Task statement - All lines from the one containing "Enumerate this screenshot's" to the end of the listing below should be output exactly; omit the pictures.

Working data -
==*==
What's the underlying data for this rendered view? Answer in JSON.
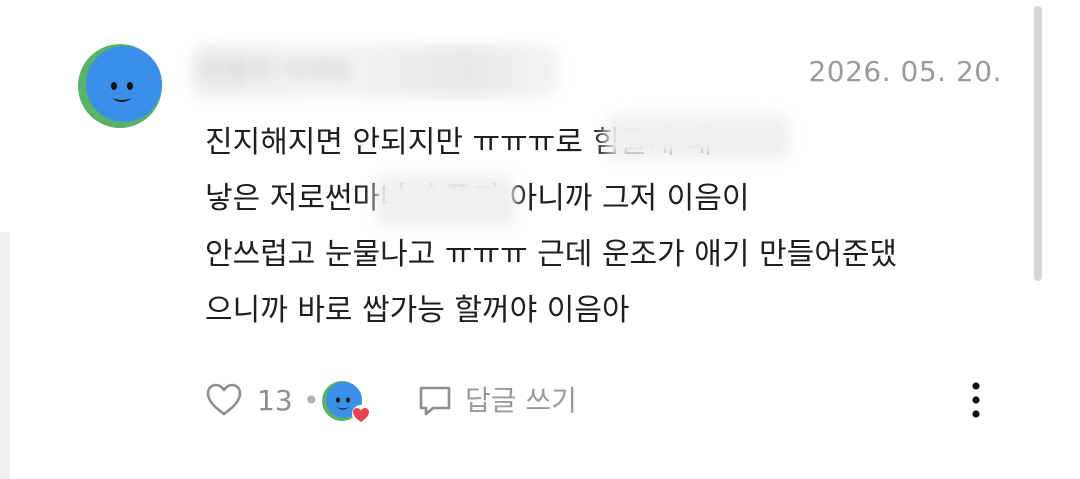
{
  "comment": {
    "username": "사용자 닉네임",
    "date": "2026. 05. 20.",
    "lines": [
      "진지해지면 안되지만 ㅠㅠㅠ로 힘들게 애",
      "낳은 저로썬마나 슬픈지 아니까 그저 이음이",
      "안쓰럽고 눈물나고 ㅠㅠㅠ 근데 운조가 애기 만들어준댔",
      "으니까 바로 쌉가능 할꺼야 이음아"
    ],
    "like_count": "13",
    "separator": "•",
    "reply_label": "답글 쓰기"
  },
  "icons": {
    "avatar": "smiley-avatar-icon",
    "like": "heart-outline-icon",
    "reactor": "reactor-avatar-heart-icon",
    "reply": "speech-bubble-icon",
    "more": "more-vertical-icon"
  },
  "colors": {
    "avatar_blue": "#3b8fe8",
    "avatar_green": "#58b368",
    "heart_red": "#e8434f",
    "muted_text": "#9a9a9a"
  }
}
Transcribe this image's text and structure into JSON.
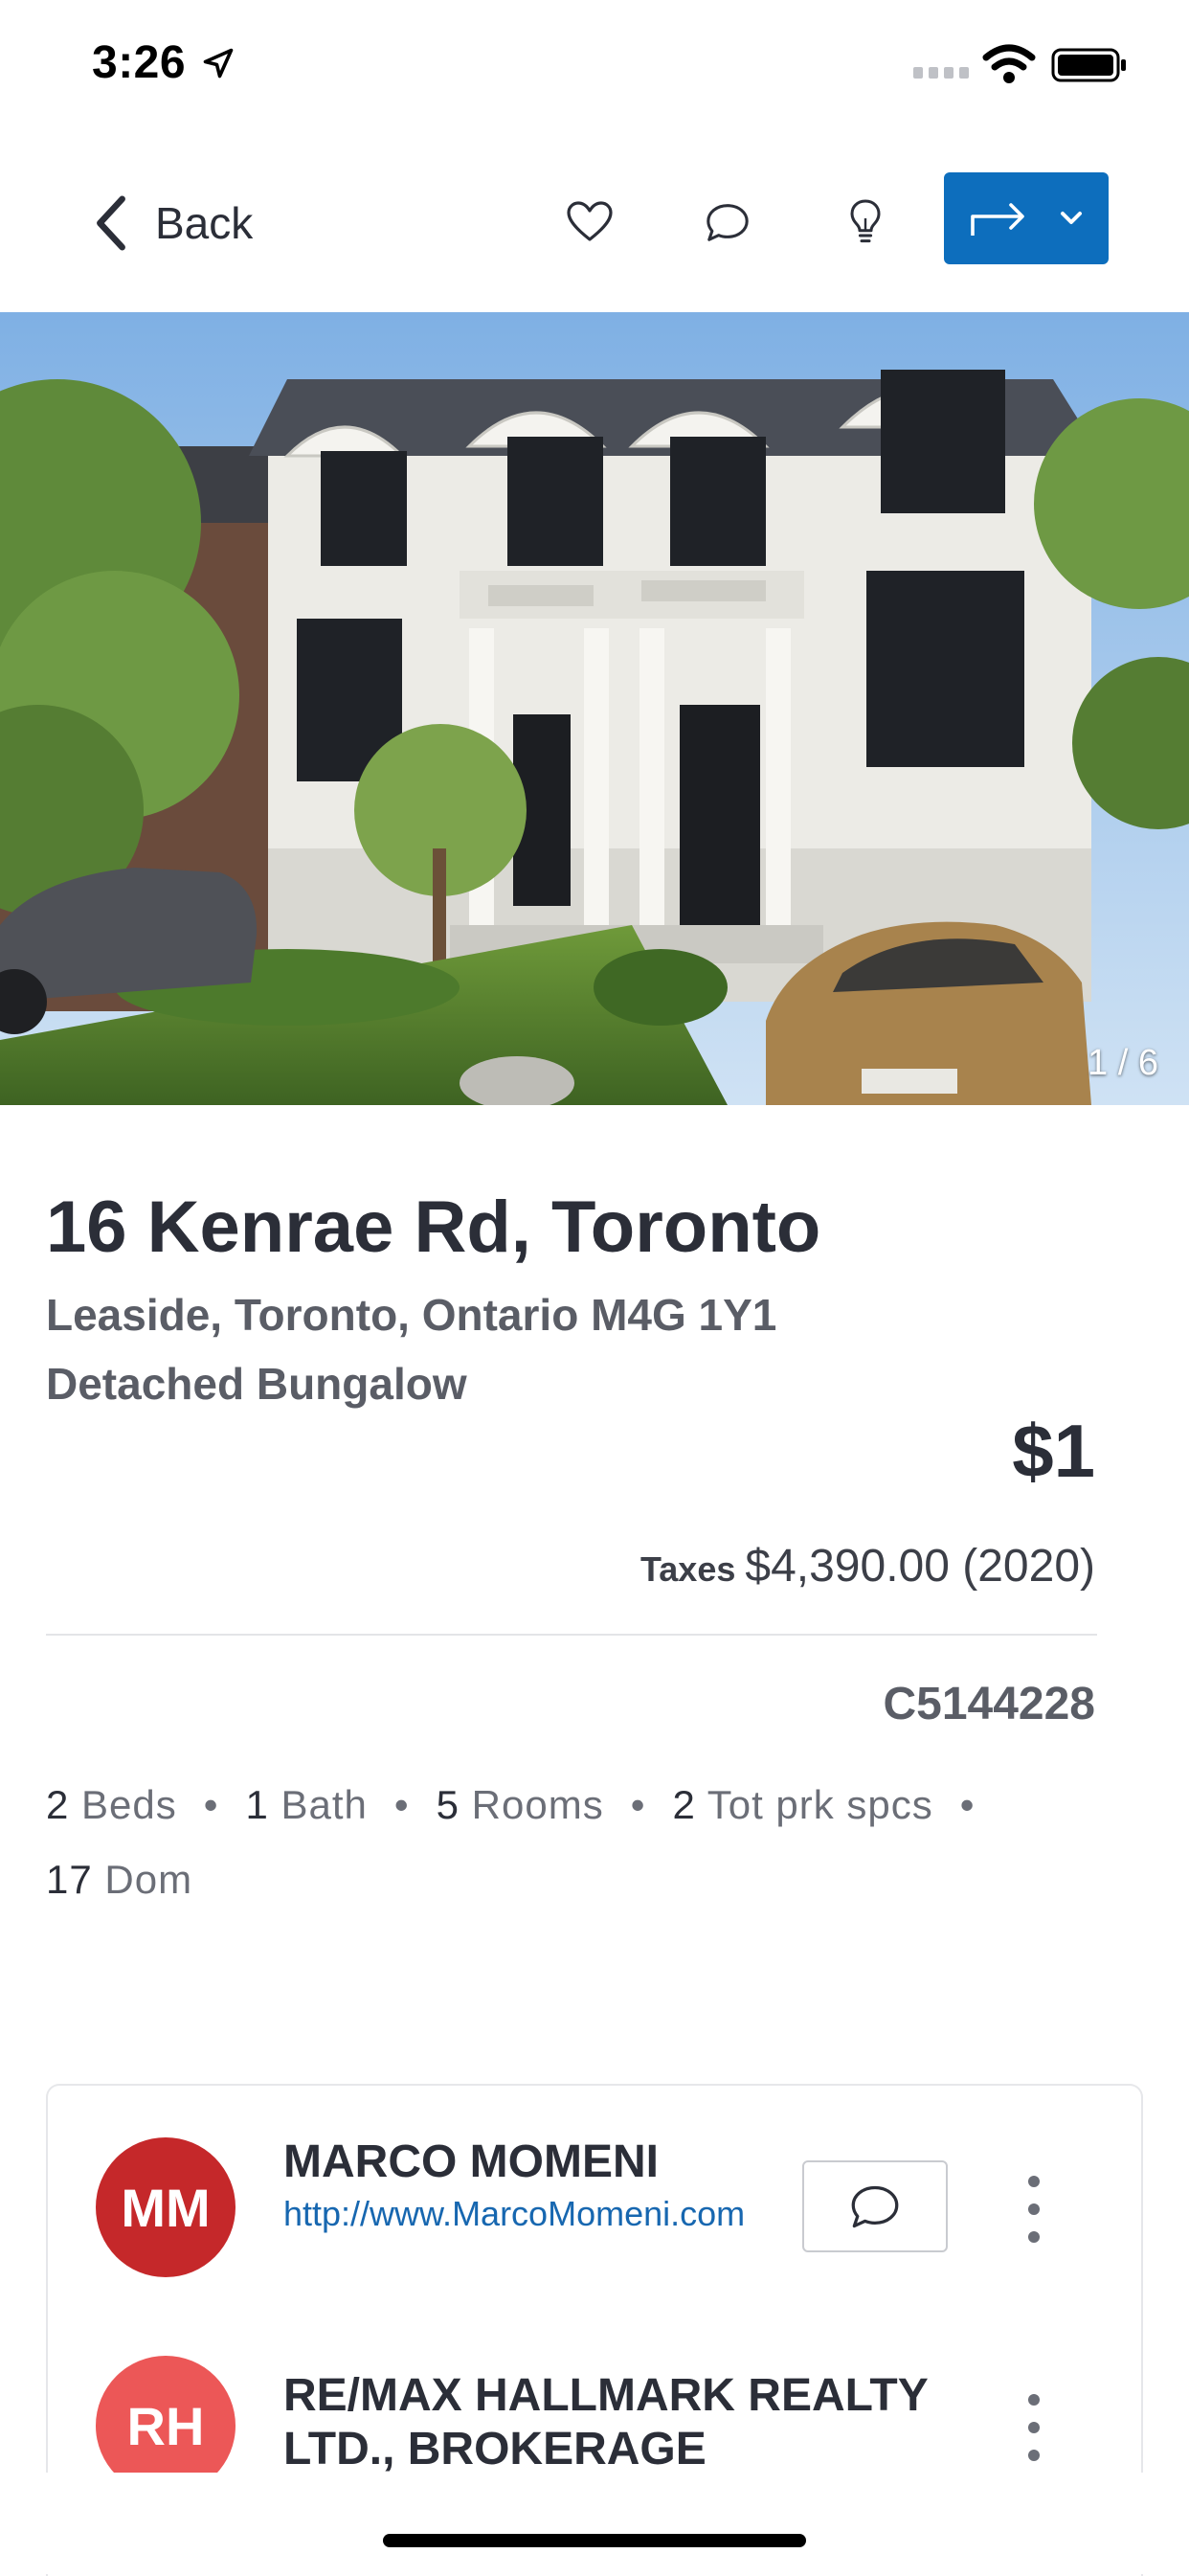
{
  "status_bar": {
    "time": "3:26"
  },
  "nav": {
    "back_label": "Back"
  },
  "hero": {
    "photo_counter": "1 / 6"
  },
  "listing": {
    "title": "16 Kenrae Rd, Toronto",
    "subtitle": "Leaside, Toronto, Ontario M4G 1Y1",
    "property_type": "Detached Bungalow",
    "price": "$1",
    "taxes_label": "Taxes",
    "taxes_value": "$4,390.00 (2020)",
    "mls_number": "C5144228",
    "stats": [
      {
        "num": "2",
        "label": "Beds"
      },
      {
        "num": "1",
        "label": "Bath"
      },
      {
        "num": "5",
        "label": "Rooms"
      },
      {
        "num": "2",
        "label": "Tot prk spcs"
      },
      {
        "num": "17",
        "label": "Dom"
      }
    ]
  },
  "agent": {
    "initials": "MM",
    "name": "MARCO MOMENI",
    "website": "http://www.MarcoMomeni.com"
  },
  "brokerage": {
    "initials": "RH",
    "name": "RE/MAX HALLMARK REALTY LTD., BROKERAGE"
  },
  "colors": {
    "accent_blue": "#0d6ebd",
    "agent_avatar": "#c5282a",
    "brokerage_avatar": "#ec5757",
    "link": "#1767b0"
  },
  "icons": [
    "location-arrow-icon",
    "signal-icon",
    "wifi-icon",
    "battery-icon",
    "back-chevron-icon",
    "heart-icon",
    "comment-icon",
    "lightbulb-icon",
    "share-arrow-icon",
    "chevron-down-icon",
    "kebab-menu-icon"
  ]
}
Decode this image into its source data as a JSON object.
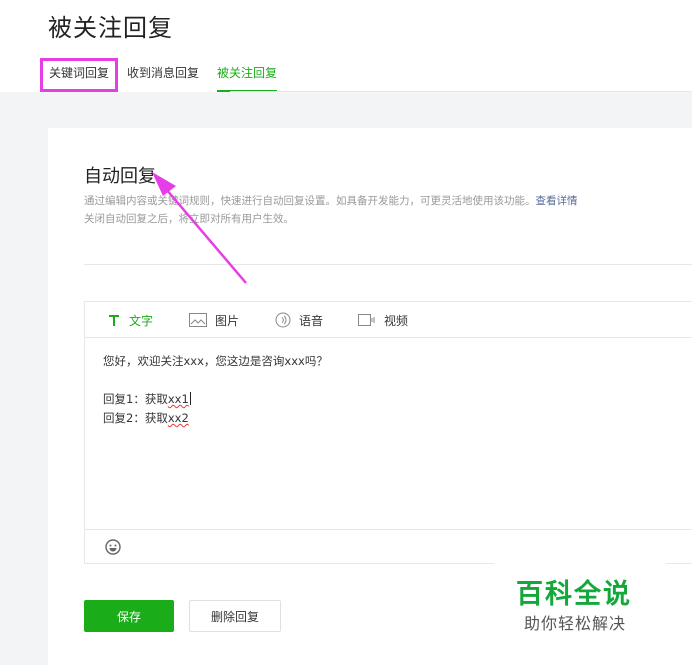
{
  "page": {
    "title": "被关注回复"
  },
  "tabs": [
    {
      "label": "关键词回复"
    },
    {
      "label": "收到消息回复"
    },
    {
      "label": "被关注回复"
    }
  ],
  "section": {
    "title": "自动回复",
    "desc_line1": "通过编辑内容或关键词规则，快速进行自动回复设置。如具备开发能力，可更灵活地使用该功能。",
    "desc_link": "查看详情",
    "desc_line2": "关闭自动回复之后，将立即对所有用户生效。"
  },
  "editor": {
    "tools": [
      {
        "label": "文字",
        "icon": "text-icon"
      },
      {
        "label": "图片",
        "icon": "image-icon"
      },
      {
        "label": "语音",
        "icon": "voice-icon"
      },
      {
        "label": "视频",
        "icon": "video-icon"
      }
    ],
    "line1": "您好，欢迎关注xxx，您这边是咨询xxx吗？",
    "line2_prefix": "回复1：获取",
    "line2_word": "xx1",
    "line3_prefix": "回复2：获取",
    "line3_word": "xx2",
    "emoji_icon": "emoji-icon"
  },
  "buttons": {
    "save": "保存",
    "delete": "删除回复"
  },
  "watermark": {
    "title": "百科全说",
    "subtitle": "助你轻松解决"
  },
  "colors": {
    "accent": "#1aad19",
    "highlight": "#e63ee6",
    "link": "#576b95"
  }
}
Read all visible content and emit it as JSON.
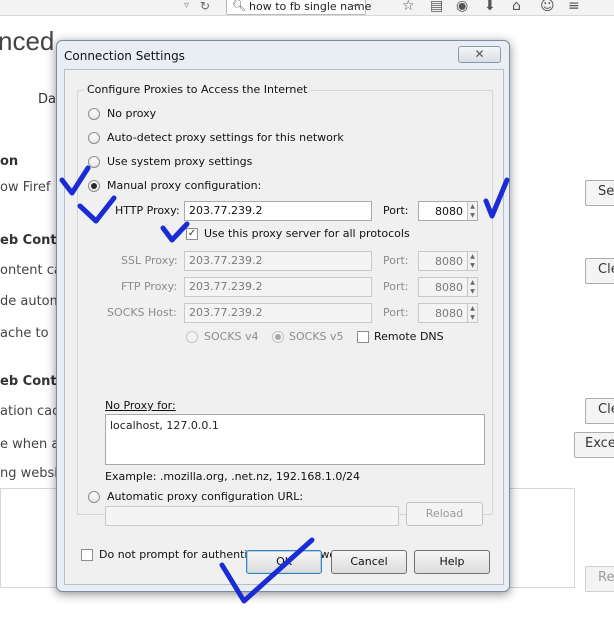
{
  "browser": {
    "search_query": "how to fb single name",
    "search_go_glyph": "→"
  },
  "background_page": {
    "title_fragment": "nced",
    "tab_fragment": "Da",
    "texts": [
      {
        "text": "on",
        "bold": true
      },
      {
        "text": "ow Firef",
        "bold": false
      },
      {
        "text": "eb Cont",
        "bold": true
      },
      {
        "text": "ontent ca",
        "bold": false
      },
      {
        "text": "de autom",
        "bold": false
      },
      {
        "text": "ache to",
        "bold": false
      },
      {
        "text": "eb Cont",
        "bold": true
      },
      {
        "text": "ation cac",
        "bold": false
      },
      {
        "text": "e when a",
        "bold": false
      },
      {
        "text": "ng websi",
        "bold": false
      }
    ],
    "buttons": [
      "Se",
      "Cle",
      "Cle",
      "Exce",
      "Re"
    ]
  },
  "dialog": {
    "title": "Connection Settings",
    "group_label": "Configure Proxies to Access the Internet",
    "options": {
      "no_proxy": "No proxy",
      "auto_detect": "Auto-detect proxy settings for this network",
      "system": "Use system proxy settings",
      "manual": "Manual proxy configuration:",
      "selected": "manual"
    },
    "http": {
      "label": "HTTP Proxy:",
      "host": "203.77.239.2",
      "port_label": "Port:",
      "port": "8080"
    },
    "use_for_all": {
      "label": "Use this proxy server for all protocols",
      "checked": true
    },
    "ssl": {
      "label": "SSL Proxy:",
      "host": "203.77.239.2",
      "port_label": "Port:",
      "port": "8080"
    },
    "ftp": {
      "label": "FTP Proxy:",
      "host": "203.77.239.2",
      "port_label": "Port:",
      "port": "8080"
    },
    "socks": {
      "label": "SOCKS Host:",
      "host": "203.77.239.2",
      "port_label": "Port:",
      "port": "8080"
    },
    "socks_v4": "SOCKS v4",
    "socks_v5": "SOCKS v5",
    "socks_selected": "v5",
    "remote_dns": {
      "label": "Remote DNS",
      "checked": false
    },
    "no_proxy_label": "No Proxy for:",
    "no_proxy_value": "localhost, 127.0.0.1",
    "example": "Example: .mozilla.org, .net.nz, 192.168.1.0/24",
    "auto_url": {
      "label": "Automatic proxy configuration URL:",
      "value": ""
    },
    "reload_button": "Reload",
    "auth": {
      "label": "Do not prompt for authentication if password is saved",
      "checked": false
    },
    "buttons": {
      "ok": "OK",
      "cancel": "Cancel",
      "help": "Help"
    }
  },
  "colors": {
    "annotation_ink": "#1b2bd6",
    "dialog_frame": "#e9eef5",
    "dialog_body": "#f0f0f0"
  }
}
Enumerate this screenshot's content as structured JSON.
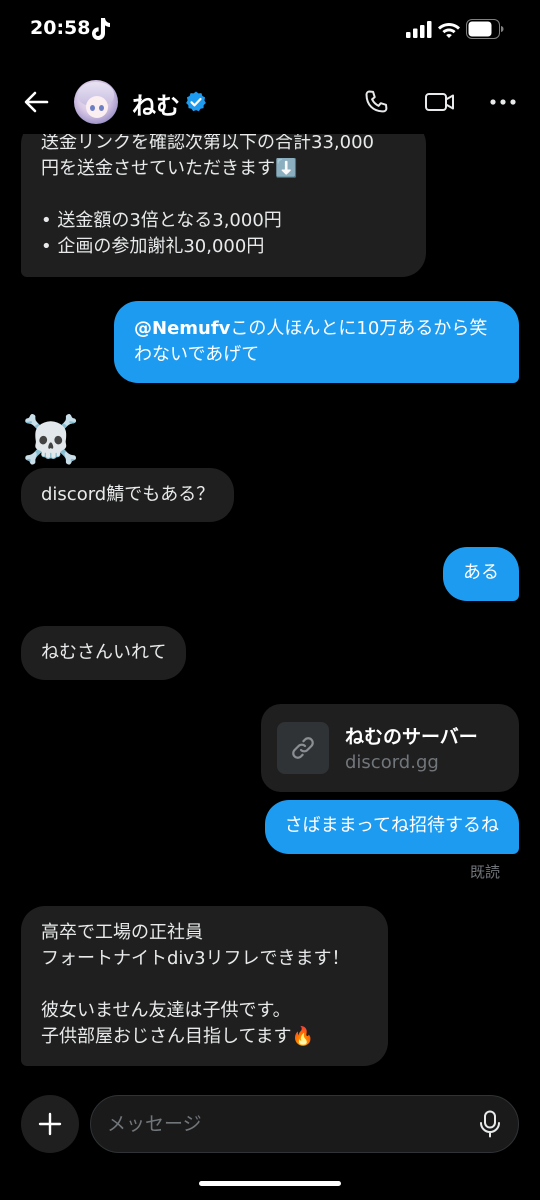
{
  "status_bar": {
    "time": "20:58"
  },
  "header": {
    "contact_name": "ねむ",
    "icons": [
      "back-arrow",
      "verified-badge",
      "phone",
      "video-camera",
      "more-dots"
    ]
  },
  "messages": [
    {
      "direction": "in",
      "text": "送金リンクを確認次第以下の合計33,000\n円を送金させていただきます⬇️\n\n• 送金額の3倍となる3,000円\n• 企画の参加謝礼30,000円"
    },
    {
      "direction": "out",
      "mention": "@Nemufv",
      "text": "この人ほんとに10万あるから笑\nわないであげて"
    },
    {
      "direction": "in",
      "text": "☠️"
    },
    {
      "direction": "in",
      "text": "discord鯖でもある？"
    },
    {
      "direction": "out",
      "text": "ある"
    },
    {
      "direction": "in",
      "text": "ねむさんいれて"
    },
    {
      "direction": "out",
      "type": "link",
      "title": "ねむのサーバー",
      "domain": "discord.gg"
    },
    {
      "direction": "out",
      "text": "さばままってね招待するね"
    },
    {
      "direction": "in",
      "text": "高卒で工場の正社員\nフォートナイトdiv3リフレできます！\n\n彼女いません友達は子供です。\n子供部屋おじさん目指してます🔥"
    }
  ],
  "read_receipt": "既読",
  "composer": {
    "placeholder": "メッセージ"
  },
  "colors": {
    "background": "#000000",
    "incoming_bubble": "#1f1f1f",
    "outgoing_bubble": "#1d9bf0",
    "verified": "#1d9bf0",
    "muted_text": "#71767b"
  }
}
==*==
Task output -
Enumerate this screenshot's content as structured JSON.
{
  "status_bar": {
    "time": "20:58"
  },
  "header": {
    "contact_name": "ねむ",
    "icons": [
      "back-arrow",
      "verified-badge",
      "phone",
      "video-camera",
      "more-dots"
    ]
  },
  "messages": [
    {
      "direction": "in",
      "text": "送金リンクを確認次第以下の合計33,000\n円を送金させていただきます⬇️\n\n• 送金額の3倍となる3,000円\n• 企画の参加謝礼30,000円"
    },
    {
      "direction": "out",
      "mention": "@Nemufv",
      "text": "この人ほんとに10万あるから笑\nわないであげて"
    },
    {
      "direction": "in",
      "text": "☠️"
    },
    {
      "direction": "in",
      "text": "discord鯖でもある？"
    },
    {
      "direction": "out",
      "text": "ある"
    },
    {
      "direction": "in",
      "text": "ねむさんいれて"
    },
    {
      "direction": "out",
      "type": "link",
      "title": "ねむのサーバー",
      "domain": "discord.gg"
    },
    {
      "direction": "out",
      "text": "さばままってね招待するね"
    },
    {
      "direction": "in",
      "text": "高卒で工場の正社員\nフォートナイトdiv3リフレできます！\n\n彼女いません友達は子供です。\n子供部屋おじさん目指してます🔥"
    }
  ],
  "read_receipt": "既読",
  "composer": {
    "placeholder": "メッセージ"
  },
  "colors": {
    "background": "#000000",
    "incoming_bubble": "#1f1f1f",
    "outgoing_bubble": "#1d9bf0",
    "verified": "#1d9bf0",
    "muted_text": "#71767b"
  }
}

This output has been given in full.